And, hear me, I’m not talking about depression or anxiety for which medication can be truly helpful. I’m talking about run-of-the-mill, everyday sadness and discontent. Those can be our allies in discerning what we long for in this life.

And for all people, of all personality types, at the core of that longing is our desire for God and relationship with God – not the boring-old-white-man-God, but the fall-on-your-face-woe-is-me-God, the glowing-coal-on-your-lips-God, the living and vital and glorious God who is the source of all life, the embodiment of all beauty, the truth of all righteousness, the peace beyond all fearing, and the unity of all being. This is our God.

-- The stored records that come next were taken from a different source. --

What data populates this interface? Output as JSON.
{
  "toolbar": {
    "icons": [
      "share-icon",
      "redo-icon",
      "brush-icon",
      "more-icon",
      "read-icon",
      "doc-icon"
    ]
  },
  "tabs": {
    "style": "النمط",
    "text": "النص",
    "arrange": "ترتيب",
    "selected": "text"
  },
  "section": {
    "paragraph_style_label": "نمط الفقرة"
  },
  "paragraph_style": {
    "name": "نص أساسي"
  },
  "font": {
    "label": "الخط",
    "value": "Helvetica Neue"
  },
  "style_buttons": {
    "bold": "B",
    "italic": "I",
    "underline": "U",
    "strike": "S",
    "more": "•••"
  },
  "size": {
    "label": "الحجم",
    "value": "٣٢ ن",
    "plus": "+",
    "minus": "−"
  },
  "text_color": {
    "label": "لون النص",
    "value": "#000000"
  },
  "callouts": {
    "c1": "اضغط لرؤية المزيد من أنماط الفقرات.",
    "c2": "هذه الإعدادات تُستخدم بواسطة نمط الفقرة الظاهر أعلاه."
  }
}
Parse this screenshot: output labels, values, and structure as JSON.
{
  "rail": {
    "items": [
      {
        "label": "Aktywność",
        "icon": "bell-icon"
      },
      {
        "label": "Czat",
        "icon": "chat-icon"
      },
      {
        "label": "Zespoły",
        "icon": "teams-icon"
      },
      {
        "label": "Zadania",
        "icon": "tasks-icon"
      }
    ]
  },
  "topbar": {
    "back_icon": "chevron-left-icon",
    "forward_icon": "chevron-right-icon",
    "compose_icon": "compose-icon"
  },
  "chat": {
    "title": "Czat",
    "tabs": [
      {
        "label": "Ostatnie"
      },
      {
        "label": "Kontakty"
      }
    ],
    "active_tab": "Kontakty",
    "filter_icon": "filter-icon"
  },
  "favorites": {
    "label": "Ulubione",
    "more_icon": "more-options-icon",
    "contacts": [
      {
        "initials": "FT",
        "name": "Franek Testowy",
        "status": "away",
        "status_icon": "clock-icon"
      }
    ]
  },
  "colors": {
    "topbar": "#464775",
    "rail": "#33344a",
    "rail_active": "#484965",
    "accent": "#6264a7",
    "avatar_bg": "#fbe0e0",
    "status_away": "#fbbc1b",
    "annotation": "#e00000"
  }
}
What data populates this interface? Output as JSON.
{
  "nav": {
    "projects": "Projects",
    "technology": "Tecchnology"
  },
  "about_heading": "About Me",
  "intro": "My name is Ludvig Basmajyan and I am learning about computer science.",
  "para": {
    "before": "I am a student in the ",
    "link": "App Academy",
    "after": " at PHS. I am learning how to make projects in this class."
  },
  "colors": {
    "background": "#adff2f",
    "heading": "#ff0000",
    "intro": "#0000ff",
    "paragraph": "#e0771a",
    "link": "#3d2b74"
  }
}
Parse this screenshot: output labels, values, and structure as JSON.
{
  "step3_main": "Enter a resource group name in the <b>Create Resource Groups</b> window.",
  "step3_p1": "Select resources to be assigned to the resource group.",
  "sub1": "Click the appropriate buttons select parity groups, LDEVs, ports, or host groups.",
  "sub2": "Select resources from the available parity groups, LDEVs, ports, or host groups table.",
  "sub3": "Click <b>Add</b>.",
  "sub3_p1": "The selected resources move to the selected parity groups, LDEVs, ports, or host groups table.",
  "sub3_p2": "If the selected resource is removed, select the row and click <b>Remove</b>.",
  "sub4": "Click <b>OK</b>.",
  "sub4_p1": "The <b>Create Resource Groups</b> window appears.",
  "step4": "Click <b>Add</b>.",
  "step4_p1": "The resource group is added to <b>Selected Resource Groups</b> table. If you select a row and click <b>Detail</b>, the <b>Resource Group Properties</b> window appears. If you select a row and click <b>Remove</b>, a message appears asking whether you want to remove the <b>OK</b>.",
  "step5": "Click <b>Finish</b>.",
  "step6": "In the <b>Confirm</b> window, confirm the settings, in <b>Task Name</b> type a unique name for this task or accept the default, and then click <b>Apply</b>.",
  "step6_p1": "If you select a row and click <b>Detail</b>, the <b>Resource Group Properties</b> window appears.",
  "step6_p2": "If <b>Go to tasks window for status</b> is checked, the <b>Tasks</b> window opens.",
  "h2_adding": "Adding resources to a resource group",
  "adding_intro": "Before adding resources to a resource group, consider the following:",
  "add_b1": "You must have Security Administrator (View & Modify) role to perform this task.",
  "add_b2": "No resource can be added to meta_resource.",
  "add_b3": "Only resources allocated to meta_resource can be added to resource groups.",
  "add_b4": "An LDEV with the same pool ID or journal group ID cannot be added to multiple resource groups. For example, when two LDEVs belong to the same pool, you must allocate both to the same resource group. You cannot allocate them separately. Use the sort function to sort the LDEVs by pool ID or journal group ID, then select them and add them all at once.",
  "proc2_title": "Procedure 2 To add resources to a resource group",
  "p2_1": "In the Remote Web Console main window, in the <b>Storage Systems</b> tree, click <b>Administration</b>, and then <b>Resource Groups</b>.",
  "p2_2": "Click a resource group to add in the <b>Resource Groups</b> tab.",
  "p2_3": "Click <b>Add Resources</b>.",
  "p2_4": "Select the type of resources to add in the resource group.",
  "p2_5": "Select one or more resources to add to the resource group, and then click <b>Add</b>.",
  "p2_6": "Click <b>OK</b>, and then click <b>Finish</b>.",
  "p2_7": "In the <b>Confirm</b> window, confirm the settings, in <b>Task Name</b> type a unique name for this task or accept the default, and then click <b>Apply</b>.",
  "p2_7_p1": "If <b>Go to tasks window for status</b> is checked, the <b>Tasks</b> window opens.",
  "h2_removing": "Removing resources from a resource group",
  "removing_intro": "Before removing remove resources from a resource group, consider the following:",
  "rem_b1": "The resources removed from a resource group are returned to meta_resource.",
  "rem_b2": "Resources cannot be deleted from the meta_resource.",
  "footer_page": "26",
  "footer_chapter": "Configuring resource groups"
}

And for this substantial and worthy God were we made and to this God are we to be united. For it is the nature of God to draw all things unto himself, to be at once many and one. When we speak of Trinity it is not short-hand for some kind of theological riddle to be explained by clever people. Trinity is the mystery of relatedness that stands at the core of God’s being. God is a community of fellowship that has been revealed to us Father, Son, and Holy Spirit.

And this is our faith: that God draws us into God’s holiness. And though we should fall before God’s glory crying “Woe is me!” – God takes this glory, takes the burning goals from the altar, and touches our lips with them saying, “Now that this has touched your lips, your guilt has departed and your sin is blotted out.” We may cry in shame when we perceive our shabbiness in the light of God, but when God’s holiness encounters us it is with mercy and healing. And it is God’s holiness that will prevail, transforming us into God’s likeness. And so we shall be drawn into the holiness and unity of God.

That Trinity of being will forever be Father, Son, and Holy Spirit. And it will also be Father, Son, Holy Spirit, Betty and Cathy and Bob and all God’s people. The mystery of the Trinity is the unfathomable – yet fully desirable – reality that God is one, but of an ever-widening oneness that shall embrace all God’s beloved.

And that transcendent God before whom we fall, crying, “Woe is me” shall also be the God to whom we cry in intimate, comfortable peace, “Abba, Father!” For you have received a spirit of adoption. When we cry, “Abba! Father!” it is that very Spirit bearing witness with our spirit that we are children of God, and if children, then heirs, heirs of God and join heirs with Christ (Romans 8:15b-17a).

Do not be satisfied with mere religion, such as it is. And by no means allow all your days and evenings to be filled with the distraction of many amusements. They are not sin. But nor are they God. And you were made for God. Foster quiet, even to the point of boredom and discontent. For the boredom and discontent it reveals will be just that – the revealing of something that has been in you all along, but thinly veiled by your distractions. Let the discomfort announce itself, then offer it to God with the very appropriate prayer, “Do something about this.”

I believe that to be the kind of prayer which our Father is pleased to answer, and indeed has been answering for a long, long time. For God did not send the Son into the world to condemn the world, but in order that the world might be saved through him (John 3:17).

And so we are being saved. We have been made joint heirs with Christ, adopted by God our Father.

So come, join the dance of Trinity, for it is a dance that has made room for you.